▶ _TASK GOAL_
Every record below should be repeated exactly. Omit the pictures.
(MATERIAL TO PROCESS)
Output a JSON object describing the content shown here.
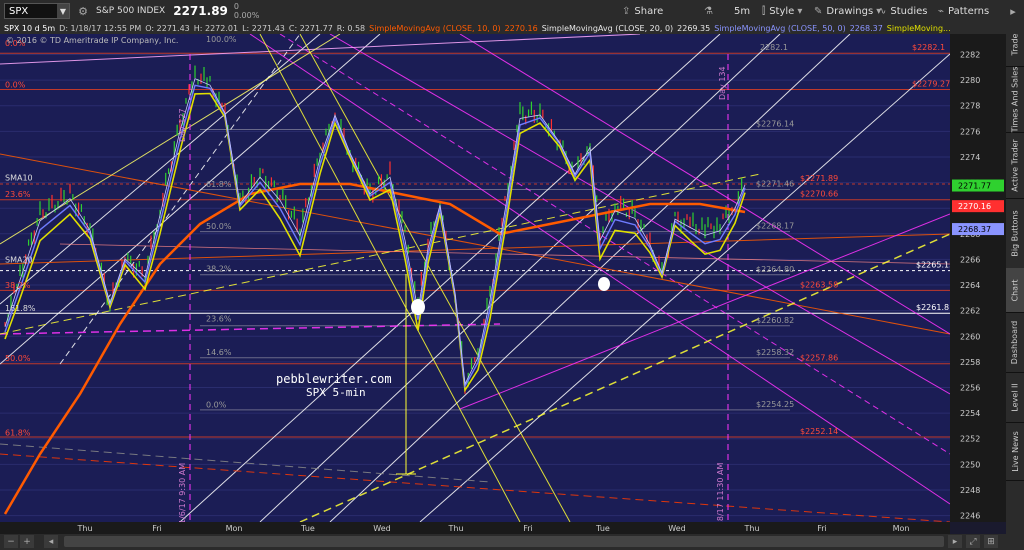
{
  "toolbar": {
    "symbol": "SPX",
    "name": "S&P 500 INDEX",
    "price": "2271.89",
    "change_top": "0",
    "change_bottom": "0.00%",
    "buttons": {
      "share": "Share",
      "flask": "",
      "timeframe": "5m",
      "style": "Style",
      "drawings": "Drawings",
      "studies": "Studies",
      "patterns": "Patterns"
    }
  },
  "legend": {
    "title": "SPX 10 d 5m",
    "date": "D: 1/18/17 12:55 PM",
    "open": "O: 2271.43",
    "high": "H: 2272.01",
    "low": "L: 2271.43",
    "close": "C: 2271.77",
    "r": "R: 0.58",
    "sma10_label": "SimpleMovingAvg (CLOSE, 10, 0)",
    "sma10_value": "2270.16",
    "sma20_label": "SimpleMovingAvg (CLOSE, 20, 0)",
    "sma20_value": "2269.35",
    "sma50_label": "SimpleMovingAvg (CLOSE, 50, 0)",
    "sma50_value": "2268.37",
    "sma_more_label": "SimpleMoving..."
  },
  "copyright": "© 2016 © TD Ameritrade IP Company, Inc.",
  "watermark": {
    "site": "pebblewriter.com",
    "subtitle": "SPX 5-min"
  },
  "price_axis": {
    "ticks": [
      "2282",
      "2280",
      "2278",
      "2276",
      "2274",
      "2272",
      "2270",
      "2268",
      "2266",
      "2264",
      "2262",
      "2260",
      "2258",
      "2256",
      "2254",
      "2252",
      "2250",
      "2248",
      "2246"
    ],
    "ymin": 2245.5,
    "ymax": 2283.6,
    "current_price": "2271.77",
    "sma10_tag": "2270.16",
    "sma50_tag": "2268.37"
  },
  "time_axis": {
    "labels": [
      "Thu",
      "Fri",
      "Mon",
      "Tue",
      "Wed",
      "Thu",
      "Fri",
      "Tue",
      "Wed",
      "Thu",
      "Fri",
      "Mon"
    ],
    "positions": [
      85,
      157,
      234,
      308,
      382,
      456,
      528,
      603,
      677,
      752,
      822,
      901
    ]
  },
  "vertical_annotations": {
    "left": "1/6/17 9:30 AM",
    "left_top": "Day 127",
    "right": "1/18/17 11:30 AM",
    "right_top": "Day 134"
  },
  "horizontal_levels": [
    {
      "label": "$2282.1",
      "price": 2282.1,
      "color": "#c0392b",
      "gray": "2282.1"
    },
    {
      "label": "$2279.27",
      "price": 2279.27,
      "color": "#c0392b"
    },
    {
      "label": "$2271.89",
      "price": 2271.89,
      "color": "#c0392b",
      "dashed": true
    },
    {
      "label": "$2270.66",
      "price": 2270.66,
      "color": "#c0392b"
    },
    {
      "label": "$2265.13",
      "price": 2265.13,
      "color": "#ffffff",
      "dashed": true
    },
    {
      "label": "$2263.58",
      "price": 2263.58,
      "color": "#c0392b"
    },
    {
      "label": "$2261.8",
      "price": 2261.8,
      "color": "#ffffff"
    },
    {
      "label": "$2257.86",
      "price": 2257.86,
      "color": "#c0392b"
    },
    {
      "label": "$2252.14",
      "price": 2252.14,
      "color": "#c0392b"
    }
  ],
  "gray_levels": [
    {
      "label": "$2276.14",
      "price": 2276.14
    },
    {
      "label": "$2271.46",
      "price": 2271.46
    },
    {
      "label": "$2268.17",
      "price": 2268.17
    },
    {
      "label": "$2264.80",
      "price": 2264.8
    },
    {
      "label": "$2260.82",
      "price": 2260.82
    },
    {
      "label": "$2258.32",
      "price": 2258.32
    },
    {
      "label": "$2254.25",
      "price": 2254.25
    }
  ],
  "fib_labels_left": [
    {
      "text": "0.0%",
      "price": 2282.5
    },
    {
      "text": "0.0%",
      "price": 2279.27
    },
    {
      "text": "SMA10",
      "price": 2272.0
    },
    {
      "text": "23.6%",
      "price": 2270.7
    },
    {
      "text": "SMA20",
      "price": 2265.6
    },
    {
      "text": "38.2%",
      "price": 2263.6
    },
    {
      "text": "161.8%",
      "price": 2261.8
    },
    {
      "text": "50.0%",
      "price": 2257.9
    },
    {
      "text": "61.8%",
      "price": 2252.1
    }
  ],
  "fib_labels_mid": [
    {
      "text": "100.0%",
      "price": 2282.8
    },
    {
      "text": "61.8%",
      "price": 2271.5
    },
    {
      "text": "50.0%",
      "price": 2268.2
    },
    {
      "text": "38.2%",
      "price": 2264.9
    },
    {
      "text": "23.6%",
      "price": 2261.0
    },
    {
      "text": "14.6%",
      "price": 2258.4
    },
    {
      "text": "0.0%",
      "price": 2254.3
    }
  ],
  "sidebar": {
    "tabs": [
      "Trade",
      "Times And Sales",
      "Active Trader",
      "Big Buttons",
      "Chart",
      "Dashboard",
      "Level II",
      "Live News"
    ]
  },
  "colors": {
    "bg": "#1b1d55",
    "sma10": "#ff5a00",
    "sma20": "#e0e000",
    "sma50": "#6f7bff",
    "fib": "#c0392b"
  }
}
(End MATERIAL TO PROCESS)
▶ _RESPONSE BELOW_
Output a JSON object describing the content shown here.
{
  "toolbar": {
    "symbol": "SPX",
    "name": "S&P 500 INDEX",
    "price": "2271.89",
    "change_top": "0",
    "change_bottom": "0.00%",
    "buttons": {
      "share": "Share",
      "flask": "",
      "timeframe": "5m",
      "style": "Style",
      "drawings": "Drawings",
      "studies": "Studies",
      "patterns": "Patterns"
    }
  },
  "legend": {
    "title": "SPX 10 d 5m",
    "date": "D: 1/18/17 12:55 PM",
    "open": "O: 2271.43",
    "high": "H: 2272.01",
    "low": "L: 2271.43",
    "close": "C: 2271.77",
    "r": "R: 0.58",
    "sma10_label": "SimpleMovingAvg (CLOSE, 10, 0)",
    "sma10_value": "2270.16",
    "sma20_label": "SimpleMovingAvg (CLOSE, 20, 0)",
    "sma20_value": "2269.35",
    "sma50_label": "SimpleMovingAvg (CLOSE, 50, 0)",
    "sma50_value": "2268.37",
    "sma_more_label": "SimpleMoving..."
  },
  "copyright": "© 2016 © TD Ameritrade IP Company, Inc.",
  "watermark": {
    "site": "pebblewriter.com",
    "subtitle": "SPX 5-min"
  },
  "price_axis": {
    "ticks": [
      "2282",
      "2280",
      "2278",
      "2276",
      "2274",
      "2272",
      "2270",
      "2268",
      "2266",
      "2264",
      "2262",
      "2260",
      "2258",
      "2256",
      "2254",
      "2252",
      "2250",
      "2248",
      "2246"
    ],
    "ymin": 2245.5,
    "ymax": 2283.6,
    "current_price": "2271.77",
    "sma10_tag": "2270.16",
    "sma50_tag": "2268.37"
  },
  "time_axis": {
    "labels": [
      "Thu",
      "Fri",
      "Mon",
      "Tue",
      "Wed",
      "Thu",
      "Fri",
      "Tue",
      "Wed",
      "Thu",
      "Fri",
      "Mon"
    ],
    "positions": [
      85,
      157,
      234,
      308,
      382,
      456,
      528,
      603,
      677,
      752,
      822,
      901
    ]
  },
  "vertical_annotations": {
    "left": "1/6/17 9:30 AM",
    "left_top": "Day 127",
    "right": "1/18/17 11:30 AM",
    "right_top": "Day 134"
  },
  "horizontal_levels": [
    {
      "label": "$2282.1",
      "price": 2282.1,
      "color": "#c0392b",
      "gray": "2282.1"
    },
    {
      "label": "$2279.27",
      "price": 2279.27,
      "color": "#c0392b"
    },
    {
      "label": "$2271.89",
      "price": 2271.89,
      "color": "#c0392b",
      "dashed": true
    },
    {
      "label": "$2270.66",
      "price": 2270.66,
      "color": "#c0392b"
    },
    {
      "label": "$2265.13",
      "price": 2265.13,
      "color": "#ffffff",
      "dashed": true
    },
    {
      "label": "$2263.58",
      "price": 2263.58,
      "color": "#c0392b"
    },
    {
      "label": "$2261.8",
      "price": 2261.8,
      "color": "#ffffff"
    },
    {
      "label": "$2257.86",
      "price": 2257.86,
      "color": "#c0392b"
    },
    {
      "label": "$2252.14",
      "price": 2252.14,
      "color": "#c0392b"
    }
  ],
  "gray_levels": [
    {
      "label": "$2276.14",
      "price": 2276.14
    },
    {
      "label": "$2271.46",
      "price": 2271.46
    },
    {
      "label": "$2268.17",
      "price": 2268.17
    },
    {
      "label": "$2264.80",
      "price": 2264.8
    },
    {
      "label": "$2260.82",
      "price": 2260.82
    },
    {
      "label": "$2258.32",
      "price": 2258.32
    },
    {
      "label": "$2254.25",
      "price": 2254.25
    }
  ],
  "fib_labels_left": [
    {
      "text": "0.0%",
      "price": 2282.5
    },
    {
      "text": "0.0%",
      "price": 2279.27
    },
    {
      "text": "SMA10",
      "price": 2272.0
    },
    {
      "text": "23.6%",
      "price": 2270.7
    },
    {
      "text": "SMA20",
      "price": 2265.6
    },
    {
      "text": "38.2%",
      "price": 2263.6
    },
    {
      "text": "161.8%",
      "price": 2261.8
    },
    {
      "text": "50.0%",
      "price": 2257.9
    },
    {
      "text": "61.8%",
      "price": 2252.1
    }
  ],
  "fib_labels_mid": [
    {
      "text": "100.0%",
      "price": 2282.8
    },
    {
      "text": "61.8%",
      "price": 2271.5
    },
    {
      "text": "50.0%",
      "price": 2268.2
    },
    {
      "text": "38.2%",
      "price": 2264.9
    },
    {
      "text": "23.6%",
      "price": 2261.0
    },
    {
      "text": "14.6%",
      "price": 2258.4
    },
    {
      "text": "0.0%",
      "price": 2254.3
    }
  ],
  "sidebar": {
    "tabs": [
      "Trade",
      "Times And Sales",
      "Active Trader",
      "Big Buttons",
      "Chart",
      "Dashboard",
      "Level II",
      "Live News"
    ]
  },
  "colors": {
    "bg": "#1b1d55",
    "sma10": "#ff5a00",
    "sma20": "#e0e000",
    "sma50": "#6f7bff",
    "fib": "#c0392b"
  }
}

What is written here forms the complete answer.